» **What you are asked to do**:
From the entries below, tally the lines with "https" in them and reply with that figure only.

» **Input records**:

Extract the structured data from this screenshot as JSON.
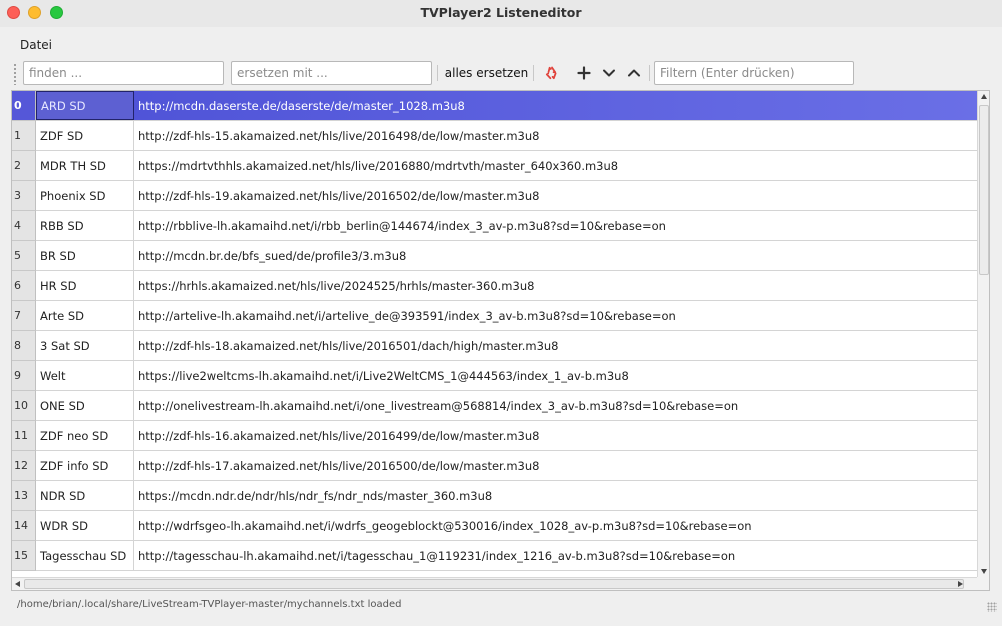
{
  "window": {
    "title": "TVPlayer2 Listeneditor"
  },
  "menu": {
    "items": [
      "Datei"
    ]
  },
  "toolbar": {
    "find_placeholder": "finden ...",
    "replace_placeholder": "ersetzen mit ...",
    "replace_all_label": "alles ersetzen",
    "filter_placeholder": "Filtern (Enter drücken)",
    "icons": {
      "delete": "delete-icon",
      "add": "plus-icon",
      "down": "chevron-down-icon",
      "up": "chevron-up-icon"
    },
    "colors": {
      "delete_icon": "#e0433c"
    }
  },
  "table": {
    "selected_row": 0,
    "rows": [
      {
        "index": "0",
        "name": "ARD SD",
        "url": "http://mcdn.daserste.de/daserste/de/master_1028.m3u8"
      },
      {
        "index": "1",
        "name": "ZDF SD",
        "url": "http://zdf-hls-15.akamaized.net/hls/live/2016498/de/low/master.m3u8"
      },
      {
        "index": "2",
        "name": "MDR TH SD",
        "url": "https://mdrtvthhls.akamaized.net/hls/live/2016880/mdrtvth/master_640x360.m3u8"
      },
      {
        "index": "3",
        "name": "Phoenix SD",
        "url": "http://zdf-hls-19.akamaized.net/hls/live/2016502/de/low/master.m3u8"
      },
      {
        "index": "4",
        "name": "RBB SD",
        "url": "http://rbblive-lh.akamaihd.net/i/rbb_berlin@144674/index_3_av-p.m3u8?sd=10&rebase=on"
      },
      {
        "index": "5",
        "name": "BR SD",
        "url": "http://mcdn.br.de/bfs_sued/de/profile3/3.m3u8"
      },
      {
        "index": "6",
        "name": "HR SD",
        "url": "https://hrhls.akamaized.net/hls/live/2024525/hrhls/master-360.m3u8"
      },
      {
        "index": "7",
        "name": "Arte SD",
        "url": "http://artelive-lh.akamaihd.net/i/artelive_de@393591/index_3_av-b.m3u8?sd=10&rebase=on"
      },
      {
        "index": "8",
        "name": "3 Sat SD",
        "url": "http://zdf-hls-18.akamaized.net/hls/live/2016501/dach/high/master.m3u8"
      },
      {
        "index": "9",
        "name": "Welt",
        "url": "https://live2weltcms-lh.akamaihd.net/i/Live2WeltCMS_1@444563/index_1_av-b.m3u8"
      },
      {
        "index": "10",
        "name": "ONE SD",
        "url": "http://onelivestream-lh.akamaihd.net/i/one_livestream@568814/index_3_av-b.m3u8?sd=10&rebase=on"
      },
      {
        "index": "11",
        "name": "ZDF neo SD",
        "url": "http://zdf-hls-16.akamaized.net/hls/live/2016499/de/low/master.m3u8"
      },
      {
        "index": "12",
        "name": "ZDF info SD",
        "url": "http://zdf-hls-17.akamaized.net/hls/live/2016500/de/low/master.m3u8"
      },
      {
        "index": "13",
        "name": "NDR SD",
        "url": "https://mcdn.ndr.de/ndr/hls/ndr_fs/ndr_nds/master_360.m3u8"
      },
      {
        "index": "14",
        "name": "WDR SD",
        "url": "http://wdrfsgeo-lh.akamaihd.net/i/wdrfs_geogeblockt@530016/index_1028_av-p.m3u8?sd=10&rebase=on"
      },
      {
        "index": "15",
        "name": "Tagesschau SD",
        "url": "http://tagesschau-lh.akamaihd.net/i/tagesschau_1@119231/index_1216_av-b.m3u8?sd=10&rebase=on"
      }
    ]
  },
  "status": {
    "text": "/home/brian/.local/share/LiveStream-TVPlayer-master/mychannels.txt loaded"
  },
  "colors": {
    "selection": "#5557d8",
    "selection_end": "#6a6fe6"
  }
}
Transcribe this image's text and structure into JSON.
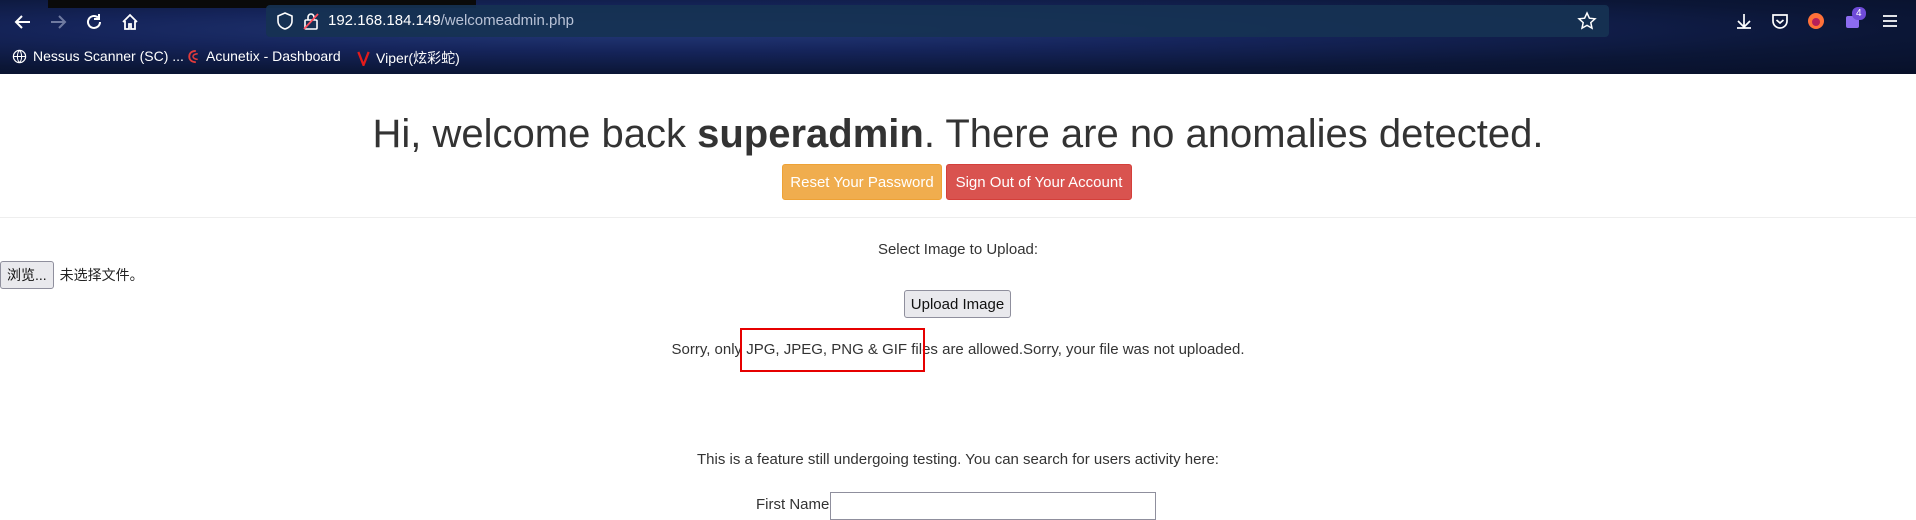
{
  "browser": {
    "url_host": "192.168.184.149",
    "url_path": "/welcomeadmin.php",
    "extension_badge": "4",
    "bookmarks": [
      {
        "label": "Nessus Scanner (SC) ...",
        "icon": "globe-icon"
      },
      {
        "label": "Acunetix - Dashboard",
        "icon": "acunetix-icon"
      },
      {
        "label": "Viper(炫彩蛇)",
        "icon": "viper-icon"
      }
    ]
  },
  "page": {
    "welcome_prefix": "Hi, welcome back ",
    "username": "superadmin",
    "welcome_suffix": ". There are no anomalies detected.",
    "reset_button": "Reset Your Password",
    "signout_button": "Sign Out of Your Account",
    "select_label": "Select Image to Upload:",
    "browse_button": "浏览...",
    "no_file_text": "未选择文件。",
    "upload_button": "Upload Image",
    "upload_message": "Sorry, only JPG, JPEG, PNG & GIF files are allowed.Sorry, your file was not uploaded.",
    "testing_text": "This is a feature still undergoing testing. You can search for users activity here:",
    "first_name_label": "First Name:",
    "first_name_value": ""
  },
  "colors": {
    "warning": "#f0ad4e",
    "danger": "#d9534f",
    "annotation": "#e60000"
  }
}
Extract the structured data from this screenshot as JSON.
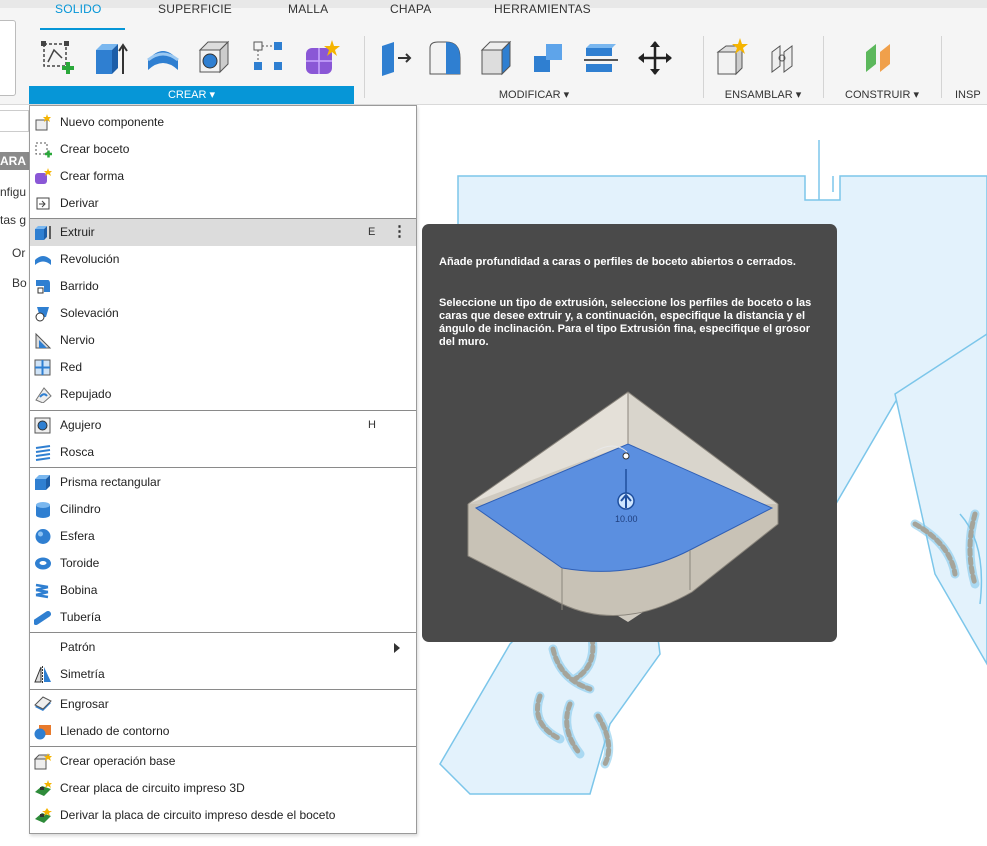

» **Solution to the exercise**:
4